For an optimal view of our website, please rotate your tablet horizontally.
Has Dubai bounced back enough that it can now afford an Opera House and a Modern Art Museum now? That, at any rate, is the plan announced on the opening day of the Art Dubai 2012. The internationally closely watched art fair offered a good opportunity to underscore the city’s major cultural ambitions. Almost exactly four years earlier, the gigantic development zone Khor Dubai had been announced. Back then, Dubai apparently wanted to trump the spectacular museum projects in Abu Dhabi. But the hubris of a "Day-after-Tomorrow-Country" with absolutely unlimited possibilities came to an abrupt end with the 2009 financial crisis. The moment for a new, if much more modest beginning was favorable. Two months earlier, Abu Dhabi had had to confirm that it was postponing for several years the opening of its museum buildings on Saadiyat Island . Of the art and cultural institutions originally planned there, only three remained, and there are doubts whether these will actually be realized in the intended dimensions.
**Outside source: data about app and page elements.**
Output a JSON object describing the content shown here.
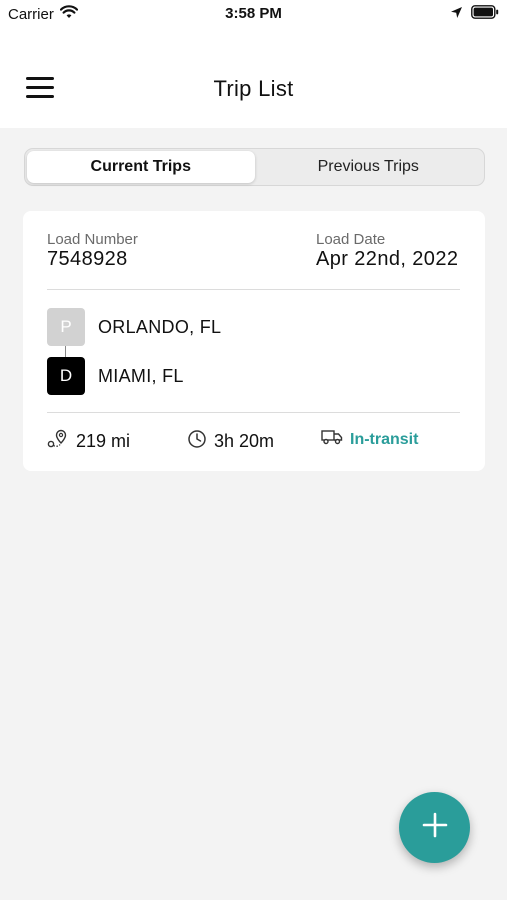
{
  "status_bar": {
    "carrier": "Carrier",
    "time": "3:58 PM",
    "icons": [
      "wifi-icon",
      "location-arrow-icon",
      "battery-icon"
    ]
  },
  "header": {
    "title": "Trip List",
    "menu_icon": "hamburger-menu-icon"
  },
  "tabs": [
    {
      "label": "Current Trips",
      "active": true
    },
    {
      "label": "Previous Trips",
      "active": false
    }
  ],
  "trip": {
    "load_number_label": "Load Number",
    "load_number": "7548928",
    "load_date_label": "Load Date",
    "load_date": "Apr 22nd, 2022",
    "pickup": {
      "badge": "P",
      "city": "ORLANDO, FL"
    },
    "dropoff": {
      "badge": "D",
      "city": "MIAMI, FL"
    },
    "distance": "219 mi",
    "duration": "3h 20m",
    "status": "In-transit"
  },
  "fab": {
    "icon": "plus-icon"
  },
  "colors": {
    "accent": "#2a9d9a",
    "background": "#f3f3f3",
    "card": "#ffffff",
    "pickup_badge": "#d2d2d2",
    "dropoff_badge": "#000000"
  }
}
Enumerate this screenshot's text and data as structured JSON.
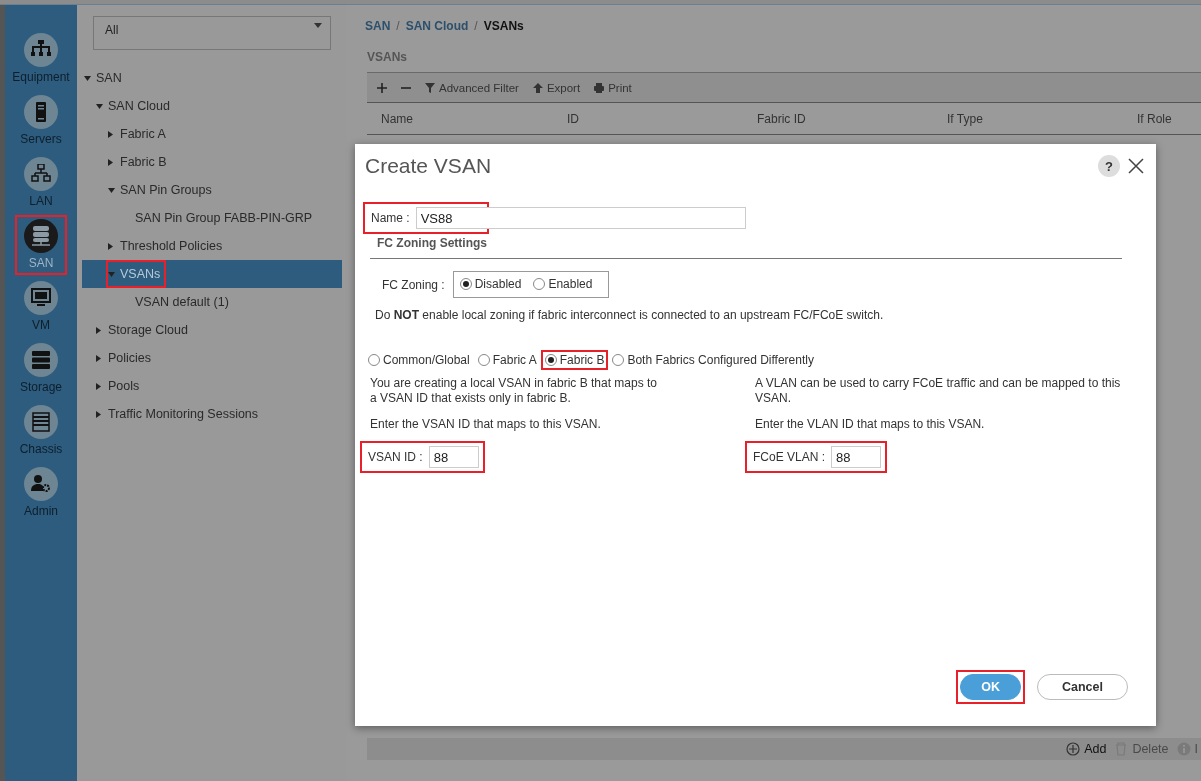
{
  "nav": [
    {
      "kind": "equipment",
      "label": "Equipment",
      "selected": false,
      "highlighted": false
    },
    {
      "kind": "servers",
      "label": "Servers",
      "selected": false,
      "highlighted": false
    },
    {
      "kind": "lan",
      "label": "LAN",
      "selected": false,
      "highlighted": false
    },
    {
      "kind": "san",
      "label": "SAN",
      "selected": true,
      "highlighted": true
    },
    {
      "kind": "vm",
      "label": "VM",
      "selected": false,
      "highlighted": false
    },
    {
      "kind": "storage",
      "label": "Storage",
      "selected": false,
      "highlighted": false
    },
    {
      "kind": "chassis",
      "label": "Chassis",
      "selected": false,
      "highlighted": false
    },
    {
      "kind": "admin",
      "label": "Admin",
      "selected": false,
      "highlighted": false
    }
  ],
  "filter": {
    "value": "All"
  },
  "tree": [
    {
      "label": "SAN",
      "expanded": true,
      "selected": false,
      "highlighted": false,
      "children": [
        {
          "label": "SAN Cloud",
          "expanded": true,
          "selected": false,
          "highlighted": false,
          "children": [
            {
              "label": "Fabric A",
              "expanded": false,
              "selected": false,
              "highlighted": false
            },
            {
              "label": "Fabric B",
              "expanded": false,
              "selected": false,
              "highlighted": false
            },
            {
              "label": "SAN Pin Groups",
              "expanded": true,
              "selected": false,
              "highlighted": false,
              "children": [
                {
                  "label": "SAN Pin Group FABB-PIN-GRP",
                  "selected": false,
                  "highlighted": false
                }
              ]
            },
            {
              "label": "Threshold Policies",
              "expanded": false,
              "selected": false,
              "highlighted": false
            },
            {
              "label": "VSANs",
              "expanded": true,
              "selected": true,
              "highlighted": true,
              "children": [
                {
                  "label": "VSAN default (1)",
                  "selected": false,
                  "highlighted": false
                }
              ]
            }
          ]
        },
        {
          "label": "Storage Cloud",
          "expanded": false,
          "selected": false,
          "highlighted": false
        },
        {
          "label": "Policies",
          "expanded": false,
          "selected": false,
          "highlighted": false
        },
        {
          "label": "Pools",
          "expanded": false,
          "selected": false,
          "highlighted": false
        },
        {
          "label": "Traffic Monitoring Sessions",
          "expanded": false,
          "selected": false,
          "highlighted": false
        }
      ]
    }
  ],
  "breadcrumb": {
    "items": [
      "SAN",
      "SAN Cloud",
      "VSANs"
    ],
    "separator": "/"
  },
  "section_title": "VSANs",
  "toolbar": [
    {
      "kind": "plus"
    },
    {
      "kind": "minus"
    },
    {
      "kind": "filter",
      "label": "Advanced Filter"
    },
    {
      "kind": "export",
      "label": "Export"
    },
    {
      "kind": "print",
      "label": "Print"
    }
  ],
  "columns": [
    "Name",
    "ID",
    "Fabric ID",
    "If Type",
    "If Role"
  ],
  "bottom_actions": [
    {
      "kind": "add",
      "label": "Add",
      "disabled": false
    },
    {
      "kind": "delete",
      "label": "Delete",
      "disabled": true
    },
    {
      "kind": "info",
      "label": "I",
      "disabled": true
    }
  ],
  "dialog": {
    "title": "Create VSAN",
    "help": "?",
    "name_field": {
      "label": "Name :",
      "value": "VS88",
      "highlighted": true
    },
    "zoning_title": "FC Zoning Settings",
    "zoning": {
      "label": "FC Zoning :",
      "options": [
        {
          "label": "Disabled",
          "selected": true
        },
        {
          "label": "Enabled",
          "selected": false
        }
      ]
    },
    "warning": "Do **NOT** enable local zoning if fabric interconnect is connected to an upstream FC/FCoE switch.",
    "scope_options": [
      {
        "label": "Common/Global",
        "selected": false,
        "highlighted": false
      },
      {
        "label": "Fabric A",
        "selected": false,
        "highlighted": false
      },
      {
        "label": "Fabric B",
        "selected": true,
        "highlighted": true
      },
      {
        "label": "Both Fabrics Configured Differently",
        "selected": false,
        "highlighted": false
      }
    ],
    "left_text": "You are creating a local VSAN in fabric B that maps to a VSAN ID that exists only in fabric B.",
    "left_prompt": "Enter the VSAN ID that maps to this VSAN.",
    "vsan_id": {
      "label": "VSAN ID :",
      "value": "88",
      "highlighted": true
    },
    "right_text": "A VLAN can be used to carry FCoE traffic and can be mapped to this VSAN.",
    "right_prompt": "Enter the VLAN ID that maps to this VSAN.",
    "fcoe_vlan": {
      "label": "FCoE VLAN :",
      "value": "88",
      "highlighted": true
    },
    "buttons": [
      {
        "kind": "primary",
        "label": "OK",
        "highlighted": true
      },
      {
        "kind": "secondary",
        "label": "Cancel",
        "highlighted": false
      }
    ]
  }
}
But skepticism is warranted also toward the announced Dubai Modern Art Museum. The official press release contains neither statements on its size, collection, and exhibition operations, nor on its architects and envisioned dates. The Dubai Art Museum and the Opera House District are advertised primarily – and with the usual superlatives – as a "stylish cultural destination". "It will be Dubai's definitive entertainment destination that stimulates creativity, supports the arts sector, and also offers visitors their choice of hospitality and leisure."
One wonders whether the Opera House and the Museum are not merely name-giving icons of yet another theme park. The project of the real estate company Emaar Properties PJSC is conceived to ennoble its "flagship development", Downtown Dubai. There, on 3.5-km Emaar Boulevard, are already such spectacular buildings as the Burj Khalifa (the highest tower in the world), the Dubai Mall (whose operators claim it is the world’s largest shopping and entertainment center), and the Dubai Fountain (a "world-class water, light and music spectacle"). For the new area of this central district, galleries, design studios, two art hotels, "an array of leisure components" and several residential apartments are envisaged, along with the Opera House and the Museum of Modern Art.
This is all a few sizes smaller than the mammoth project Khor Dubai, presented in 2008 as a "new model for the future of culture and the arts", including one opera house, more than 10 museums, 14 theaters, 11 galleries, 9 public libraries, 72 "cultural icons", and 7 cultural and arts institutes for local and foreign artists.  As is well known, Dubai soon thereafter became a case for restructuring…
It remains to be seen how much of the Dubai Modern Art Museum and Opera House District will ultimately remain for the arts, what collection the Museum will house, and who will be able to afford to rent the galleries and studio spaces, which will certainly not be cheap. Despite all avowals that this will offer "the entire infrastructure for arts and culture to thrive", it is not clear how the new district could advance artistic creation that is not directly oriented toward commerce.
Pat Binder & Gerhard Haupt
Publishers of Universes in Universe - Worlds of Art. Based in Berlin, Germany.
Plans for a Dubai Art Museum and Opera House District announced in March 2012.
Internat. Architecture Exhibition, 22 May - 21 November 2021. Curator: Hashim Sarkis.
59th International Art Exhibition, 23 April - 27 November 2022. Artistic Director: Cecilia Alemani.